The battle to contain the deadly Ebola outbreak continued on Saturday with Nigeria appealing for volunteers to help halt the spread of the virus and Guinea shutting its land borders with two west African neighbours.
A day after the World Health Organization declared the epidemic an international health emergency, countries as far afield as India were scrambling to impose measures to prevent contagion of the virus which has claimed almost 1,000 lives.
The UN health agency stopped short of calling for global travel restrictions, but some countries on Saturday began imposing bans.
Zambia announced that it was denying entry to citizens from countries hit by the virus, while Chad suspended all flights from Nigeria.
Nigeria along with Guinea, Sierra Leone and Liberia are the hardest hit countries by the epidemic, which the WHO has called the worst in four decades.
Authorities in Lagos, the largest city in Africa's most populous country, said they needed volunteers because of a shortage of medical personnel.
"I won't lie about that," Lagos state health commissioner Jide Idris said on television, as the city, home to some 20 million people confirmed nine cases of Ebola, including two deaths.

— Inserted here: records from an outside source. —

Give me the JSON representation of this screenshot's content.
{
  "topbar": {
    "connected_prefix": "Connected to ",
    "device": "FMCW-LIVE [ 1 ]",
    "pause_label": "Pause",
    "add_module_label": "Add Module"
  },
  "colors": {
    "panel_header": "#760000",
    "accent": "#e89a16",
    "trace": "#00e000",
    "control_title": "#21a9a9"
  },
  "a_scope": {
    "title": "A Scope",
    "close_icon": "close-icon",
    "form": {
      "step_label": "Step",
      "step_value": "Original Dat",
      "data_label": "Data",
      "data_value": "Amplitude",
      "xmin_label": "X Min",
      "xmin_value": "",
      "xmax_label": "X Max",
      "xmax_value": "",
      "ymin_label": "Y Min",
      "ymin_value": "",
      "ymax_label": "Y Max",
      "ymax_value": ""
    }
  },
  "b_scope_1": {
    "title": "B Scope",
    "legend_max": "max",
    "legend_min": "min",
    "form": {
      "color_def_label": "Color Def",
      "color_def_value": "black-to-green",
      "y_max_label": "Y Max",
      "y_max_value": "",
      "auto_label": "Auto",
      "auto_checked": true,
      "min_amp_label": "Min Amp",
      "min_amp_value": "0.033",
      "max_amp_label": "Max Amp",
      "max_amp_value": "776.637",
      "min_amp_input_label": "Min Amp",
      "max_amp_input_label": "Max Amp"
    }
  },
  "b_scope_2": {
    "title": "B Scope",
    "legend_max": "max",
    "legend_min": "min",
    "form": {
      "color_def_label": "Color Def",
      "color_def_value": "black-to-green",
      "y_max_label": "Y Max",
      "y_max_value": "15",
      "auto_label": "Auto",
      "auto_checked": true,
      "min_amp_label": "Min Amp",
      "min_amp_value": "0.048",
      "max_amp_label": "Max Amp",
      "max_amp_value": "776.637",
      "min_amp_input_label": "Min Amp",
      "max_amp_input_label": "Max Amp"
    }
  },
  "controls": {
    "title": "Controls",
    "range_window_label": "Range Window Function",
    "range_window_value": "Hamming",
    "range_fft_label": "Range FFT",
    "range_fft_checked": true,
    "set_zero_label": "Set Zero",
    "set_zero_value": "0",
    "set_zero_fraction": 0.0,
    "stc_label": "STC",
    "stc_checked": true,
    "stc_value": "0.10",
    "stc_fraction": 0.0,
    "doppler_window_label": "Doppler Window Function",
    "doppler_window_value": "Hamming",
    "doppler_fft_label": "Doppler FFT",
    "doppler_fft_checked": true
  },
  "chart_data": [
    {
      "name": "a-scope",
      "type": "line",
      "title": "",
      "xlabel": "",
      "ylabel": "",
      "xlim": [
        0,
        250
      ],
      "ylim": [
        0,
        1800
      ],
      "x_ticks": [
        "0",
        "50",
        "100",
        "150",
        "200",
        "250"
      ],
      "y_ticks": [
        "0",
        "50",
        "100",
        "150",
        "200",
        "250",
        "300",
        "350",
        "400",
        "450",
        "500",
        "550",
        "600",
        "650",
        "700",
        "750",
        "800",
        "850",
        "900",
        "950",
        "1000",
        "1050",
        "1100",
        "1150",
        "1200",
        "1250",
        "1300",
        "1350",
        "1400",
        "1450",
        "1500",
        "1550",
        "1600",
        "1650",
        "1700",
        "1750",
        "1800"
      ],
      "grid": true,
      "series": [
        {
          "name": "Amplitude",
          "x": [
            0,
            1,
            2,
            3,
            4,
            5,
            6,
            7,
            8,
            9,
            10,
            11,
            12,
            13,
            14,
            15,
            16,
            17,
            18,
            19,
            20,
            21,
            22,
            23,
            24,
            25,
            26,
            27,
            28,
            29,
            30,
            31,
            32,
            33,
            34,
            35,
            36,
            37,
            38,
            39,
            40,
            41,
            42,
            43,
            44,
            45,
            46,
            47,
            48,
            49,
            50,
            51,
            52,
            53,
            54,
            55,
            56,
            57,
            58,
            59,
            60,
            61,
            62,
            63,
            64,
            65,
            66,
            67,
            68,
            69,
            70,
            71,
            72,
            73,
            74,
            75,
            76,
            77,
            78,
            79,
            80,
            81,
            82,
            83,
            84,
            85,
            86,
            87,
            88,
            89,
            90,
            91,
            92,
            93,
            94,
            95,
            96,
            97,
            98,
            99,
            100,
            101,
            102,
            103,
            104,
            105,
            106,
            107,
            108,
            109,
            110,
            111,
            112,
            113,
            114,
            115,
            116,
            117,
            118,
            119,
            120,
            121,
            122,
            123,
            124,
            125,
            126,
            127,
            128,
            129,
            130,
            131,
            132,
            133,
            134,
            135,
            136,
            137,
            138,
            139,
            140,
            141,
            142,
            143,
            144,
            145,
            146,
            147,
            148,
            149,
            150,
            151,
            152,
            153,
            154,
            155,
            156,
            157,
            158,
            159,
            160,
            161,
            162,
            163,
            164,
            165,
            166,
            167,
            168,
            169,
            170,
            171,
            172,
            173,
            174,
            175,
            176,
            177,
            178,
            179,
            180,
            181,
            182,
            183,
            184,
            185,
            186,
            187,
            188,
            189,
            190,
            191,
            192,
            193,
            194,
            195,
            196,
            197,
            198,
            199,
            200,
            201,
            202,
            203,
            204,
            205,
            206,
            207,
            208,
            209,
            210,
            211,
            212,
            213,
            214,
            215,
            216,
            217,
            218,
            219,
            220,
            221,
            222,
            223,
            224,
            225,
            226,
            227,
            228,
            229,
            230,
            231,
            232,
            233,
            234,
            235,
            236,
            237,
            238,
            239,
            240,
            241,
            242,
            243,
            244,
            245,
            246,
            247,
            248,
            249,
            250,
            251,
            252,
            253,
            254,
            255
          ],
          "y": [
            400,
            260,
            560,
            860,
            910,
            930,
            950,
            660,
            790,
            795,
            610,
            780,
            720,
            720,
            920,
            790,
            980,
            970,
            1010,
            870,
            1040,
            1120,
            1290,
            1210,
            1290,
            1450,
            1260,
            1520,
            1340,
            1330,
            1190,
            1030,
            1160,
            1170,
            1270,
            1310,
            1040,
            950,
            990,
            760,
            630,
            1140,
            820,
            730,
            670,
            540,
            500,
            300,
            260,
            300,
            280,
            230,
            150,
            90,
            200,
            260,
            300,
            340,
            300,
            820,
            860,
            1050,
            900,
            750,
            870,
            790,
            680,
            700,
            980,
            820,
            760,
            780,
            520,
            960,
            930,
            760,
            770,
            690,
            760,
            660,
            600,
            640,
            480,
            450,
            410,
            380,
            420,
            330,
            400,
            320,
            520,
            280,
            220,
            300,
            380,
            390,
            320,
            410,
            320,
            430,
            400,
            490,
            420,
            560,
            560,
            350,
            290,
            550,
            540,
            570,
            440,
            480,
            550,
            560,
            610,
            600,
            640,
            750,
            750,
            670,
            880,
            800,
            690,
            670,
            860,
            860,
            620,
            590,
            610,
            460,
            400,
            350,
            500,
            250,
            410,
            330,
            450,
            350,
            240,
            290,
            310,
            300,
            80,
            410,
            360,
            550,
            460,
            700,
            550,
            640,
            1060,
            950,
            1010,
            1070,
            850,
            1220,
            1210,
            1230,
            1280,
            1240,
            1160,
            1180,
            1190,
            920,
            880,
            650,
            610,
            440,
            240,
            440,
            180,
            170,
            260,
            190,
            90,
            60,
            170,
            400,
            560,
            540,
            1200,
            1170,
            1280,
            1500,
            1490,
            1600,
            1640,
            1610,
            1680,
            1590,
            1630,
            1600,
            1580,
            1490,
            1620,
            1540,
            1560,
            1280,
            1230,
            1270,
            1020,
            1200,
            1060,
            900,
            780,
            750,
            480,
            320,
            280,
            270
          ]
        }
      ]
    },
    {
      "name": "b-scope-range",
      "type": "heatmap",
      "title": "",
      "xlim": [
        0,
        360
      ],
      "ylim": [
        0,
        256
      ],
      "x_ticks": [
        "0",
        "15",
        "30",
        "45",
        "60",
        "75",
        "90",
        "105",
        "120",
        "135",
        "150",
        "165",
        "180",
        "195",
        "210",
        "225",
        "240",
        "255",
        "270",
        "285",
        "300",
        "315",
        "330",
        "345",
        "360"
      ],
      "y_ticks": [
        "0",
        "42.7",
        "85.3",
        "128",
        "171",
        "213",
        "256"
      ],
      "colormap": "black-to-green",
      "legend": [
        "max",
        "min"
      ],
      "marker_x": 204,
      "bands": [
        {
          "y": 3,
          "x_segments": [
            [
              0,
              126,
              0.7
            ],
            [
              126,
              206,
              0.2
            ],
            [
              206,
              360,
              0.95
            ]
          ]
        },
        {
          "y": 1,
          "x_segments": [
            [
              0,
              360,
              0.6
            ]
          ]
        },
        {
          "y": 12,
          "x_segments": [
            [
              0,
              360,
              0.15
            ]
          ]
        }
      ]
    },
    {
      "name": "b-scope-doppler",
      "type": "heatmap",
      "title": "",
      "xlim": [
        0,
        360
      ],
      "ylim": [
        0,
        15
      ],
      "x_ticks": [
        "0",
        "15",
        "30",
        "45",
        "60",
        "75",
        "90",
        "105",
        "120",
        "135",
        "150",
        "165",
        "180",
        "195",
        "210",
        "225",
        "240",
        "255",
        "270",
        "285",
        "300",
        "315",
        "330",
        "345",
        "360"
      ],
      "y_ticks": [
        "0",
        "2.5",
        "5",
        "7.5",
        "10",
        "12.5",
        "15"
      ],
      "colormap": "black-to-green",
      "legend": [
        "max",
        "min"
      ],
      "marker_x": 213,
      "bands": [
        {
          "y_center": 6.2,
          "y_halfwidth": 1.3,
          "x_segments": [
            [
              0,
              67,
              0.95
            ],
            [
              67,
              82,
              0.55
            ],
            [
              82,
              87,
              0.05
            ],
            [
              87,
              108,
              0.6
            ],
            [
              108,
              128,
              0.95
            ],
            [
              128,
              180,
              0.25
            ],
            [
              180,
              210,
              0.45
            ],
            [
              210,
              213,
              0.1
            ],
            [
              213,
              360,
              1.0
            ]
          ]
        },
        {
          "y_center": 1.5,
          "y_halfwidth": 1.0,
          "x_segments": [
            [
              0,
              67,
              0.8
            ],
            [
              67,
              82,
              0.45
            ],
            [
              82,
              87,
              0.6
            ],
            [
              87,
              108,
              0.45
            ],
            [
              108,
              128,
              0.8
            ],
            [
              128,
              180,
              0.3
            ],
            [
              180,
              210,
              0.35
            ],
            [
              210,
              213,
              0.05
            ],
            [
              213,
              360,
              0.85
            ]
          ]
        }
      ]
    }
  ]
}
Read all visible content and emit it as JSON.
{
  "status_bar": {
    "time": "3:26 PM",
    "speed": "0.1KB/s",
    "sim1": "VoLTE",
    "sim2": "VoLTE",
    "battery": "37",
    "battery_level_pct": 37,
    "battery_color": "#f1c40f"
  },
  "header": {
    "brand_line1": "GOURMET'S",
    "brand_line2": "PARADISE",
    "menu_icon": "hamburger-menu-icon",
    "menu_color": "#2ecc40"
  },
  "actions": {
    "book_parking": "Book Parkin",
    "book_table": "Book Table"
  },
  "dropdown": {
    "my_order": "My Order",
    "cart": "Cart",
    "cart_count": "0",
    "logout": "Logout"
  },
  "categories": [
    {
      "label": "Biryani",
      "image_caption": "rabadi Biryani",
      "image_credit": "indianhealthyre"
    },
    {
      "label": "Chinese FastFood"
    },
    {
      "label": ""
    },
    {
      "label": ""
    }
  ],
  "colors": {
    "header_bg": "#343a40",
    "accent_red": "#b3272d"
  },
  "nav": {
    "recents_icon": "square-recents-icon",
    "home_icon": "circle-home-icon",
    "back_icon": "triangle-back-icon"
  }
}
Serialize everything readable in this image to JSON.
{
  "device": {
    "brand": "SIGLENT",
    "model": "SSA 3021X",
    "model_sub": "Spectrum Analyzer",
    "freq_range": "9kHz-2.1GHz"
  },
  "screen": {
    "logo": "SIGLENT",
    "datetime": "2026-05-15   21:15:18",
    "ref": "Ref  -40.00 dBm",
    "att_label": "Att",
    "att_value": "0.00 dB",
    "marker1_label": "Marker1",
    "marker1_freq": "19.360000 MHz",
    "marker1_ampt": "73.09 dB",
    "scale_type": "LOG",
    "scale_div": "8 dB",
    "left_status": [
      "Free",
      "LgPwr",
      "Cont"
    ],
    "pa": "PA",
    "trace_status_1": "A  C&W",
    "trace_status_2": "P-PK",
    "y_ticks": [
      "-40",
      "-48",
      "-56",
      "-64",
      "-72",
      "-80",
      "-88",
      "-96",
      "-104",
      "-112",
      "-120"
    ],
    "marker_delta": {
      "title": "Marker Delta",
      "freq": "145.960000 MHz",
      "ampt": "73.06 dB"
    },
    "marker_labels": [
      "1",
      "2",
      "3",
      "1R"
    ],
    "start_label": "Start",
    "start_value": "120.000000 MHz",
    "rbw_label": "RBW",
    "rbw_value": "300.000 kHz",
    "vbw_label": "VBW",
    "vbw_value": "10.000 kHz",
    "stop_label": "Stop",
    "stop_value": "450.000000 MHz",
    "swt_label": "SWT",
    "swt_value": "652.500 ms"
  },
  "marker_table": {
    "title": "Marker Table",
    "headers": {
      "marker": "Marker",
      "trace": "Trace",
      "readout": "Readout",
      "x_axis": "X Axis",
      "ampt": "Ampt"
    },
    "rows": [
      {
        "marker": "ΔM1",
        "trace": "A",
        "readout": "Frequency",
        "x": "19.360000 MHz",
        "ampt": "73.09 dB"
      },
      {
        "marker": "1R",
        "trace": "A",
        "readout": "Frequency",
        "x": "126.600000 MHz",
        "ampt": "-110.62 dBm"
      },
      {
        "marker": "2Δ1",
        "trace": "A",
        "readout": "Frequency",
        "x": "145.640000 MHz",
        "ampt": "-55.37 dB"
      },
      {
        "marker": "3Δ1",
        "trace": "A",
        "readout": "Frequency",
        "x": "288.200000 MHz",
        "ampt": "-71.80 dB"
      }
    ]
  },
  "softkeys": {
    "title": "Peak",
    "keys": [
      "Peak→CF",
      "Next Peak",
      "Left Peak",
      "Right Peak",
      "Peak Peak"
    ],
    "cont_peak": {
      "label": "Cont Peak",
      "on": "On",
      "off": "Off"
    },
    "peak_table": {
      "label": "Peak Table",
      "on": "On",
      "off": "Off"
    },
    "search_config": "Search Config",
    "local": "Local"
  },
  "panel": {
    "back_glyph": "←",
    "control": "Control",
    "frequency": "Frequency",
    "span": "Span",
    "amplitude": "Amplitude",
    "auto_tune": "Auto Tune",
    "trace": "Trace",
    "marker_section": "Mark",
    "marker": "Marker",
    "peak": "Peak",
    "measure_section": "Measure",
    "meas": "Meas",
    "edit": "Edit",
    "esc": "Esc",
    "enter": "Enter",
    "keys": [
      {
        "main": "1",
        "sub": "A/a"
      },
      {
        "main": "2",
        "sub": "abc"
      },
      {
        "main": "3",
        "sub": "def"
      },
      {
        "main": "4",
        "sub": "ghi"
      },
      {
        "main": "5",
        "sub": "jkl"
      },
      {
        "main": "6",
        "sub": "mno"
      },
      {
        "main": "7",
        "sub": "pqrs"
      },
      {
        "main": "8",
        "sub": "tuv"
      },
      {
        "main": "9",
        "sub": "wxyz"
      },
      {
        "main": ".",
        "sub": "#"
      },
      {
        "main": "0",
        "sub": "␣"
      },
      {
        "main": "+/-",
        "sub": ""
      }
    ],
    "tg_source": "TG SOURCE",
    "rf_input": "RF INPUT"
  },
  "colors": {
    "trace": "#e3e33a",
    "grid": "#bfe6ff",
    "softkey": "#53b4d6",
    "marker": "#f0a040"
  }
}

In Guinea, the government announced that it was closing its land borders with neighbouring Liberia and Sierra Leone temporarily to give the three countries time to take concerted action to halt contagion.
Sierra Leone meanwhile deployed some 1,500 troops to enforce quarantine measures in two eastern districts where most of the country's confirmed cases had stemmed from.
Beyond the epicentre of the epidemic, countries as far away as India were also taking action.
Airports in the Asian country of 1.25 billion people went on alert and the government opened an emergency helpline on Saturday.
India, the world's second most populous country, has nearly 45,000 nationals living in the four Ebola-affected west African nations, and health officials said there was a possibility of some returning to their home country if the outbreak worsens.
India's Health Minister Harsh Vardhan said in a statement that his country has "put in operation the most advanced surveillance and tracking systems" for the haemorrhagic virus.
"There is no need to panic," Vardhan said, calling the risk of Ebola cases in India "low".
'No need to panic'
Nigerian President Goodluck Jonathan warned against spreading false information about Ebola "which can lead to mass hysteria, panic and misdirection, including unverified suggestions about prevention, treatment, cure and spread of the virus."
Local media reported on Saturday that two people had died in Nigeria's central Plateau state and about 20 have been hospitalised after they ingested an excessive amount of salt which they believed could prevent Ebola.
Nigeria's Health Minister Onyebuchi Chukwu dismissed the salt and water solution as "total rubbish".
Meanwhile, Chantal Pascaline, a Congolese nun who worked with Spanish Catholic missionaries in Liberia, died of Ebola early on Saturday in the capital Monrovia, her Madrid-based charity said.
Pascaline worked with Spanish priest Miguel Pajares, 75, who left Liberia on Thursday and returned to Spain to receive treatment after contracting Ebola.
'Africans should get new drug'
Spread by close contact with an infected person through bodily fluids such as sweat, blood and tissue, Ebola causes fever and, in the worst cases, unstoppable bleeding.
As African nations struggled with the scale of the epidemic, the scientists who discovered the virus in 1976 have called for an experimental drug being used on two infected Americans to be made available to Africans.
The two Americans, who worked for aid agencies in Liberia before returning to the United States for treatment, have shown signs of improvement since being given ZMapp, made by US company Mapp Pharmaceuticals.
There is no proven treatment or cure for Ebola and the use of the experimental drug has sparked an ethical debate.
The WHO, which is planning a special meeting next week to discuss the issue, said on Saturday that clinical trials of a preventative vaccine by British pharma giant GlaxoSmithKline may begin next month, and it could be available by 2015.
"We are targeting September for the start of clinical trials, first in the United States and certainly in African countries, since that's where we have the cases," Jean-Marie Okwo Bele, the WHO's head of vaccines and immunisation, told French radio.
Separately, Marie-Paule Kieny, assistant director-general of the UN health agency, told AFP that it was "realistic" to expect a vaccine to be ready by 2015.
The WHO, Kieny said, was "engaging with quite a number of developers ... to see what we can do to help accelerate and facilitate the development".
In Canada, a hospital put a patient in isolation after he arrived in the country from Nigeria, local media said.
A doctor at the Brampton, Ontario hospital, near Toronto, said the patient had a fever and other symptoms similar to those seen in Ebola cases, the news channel CP24 said.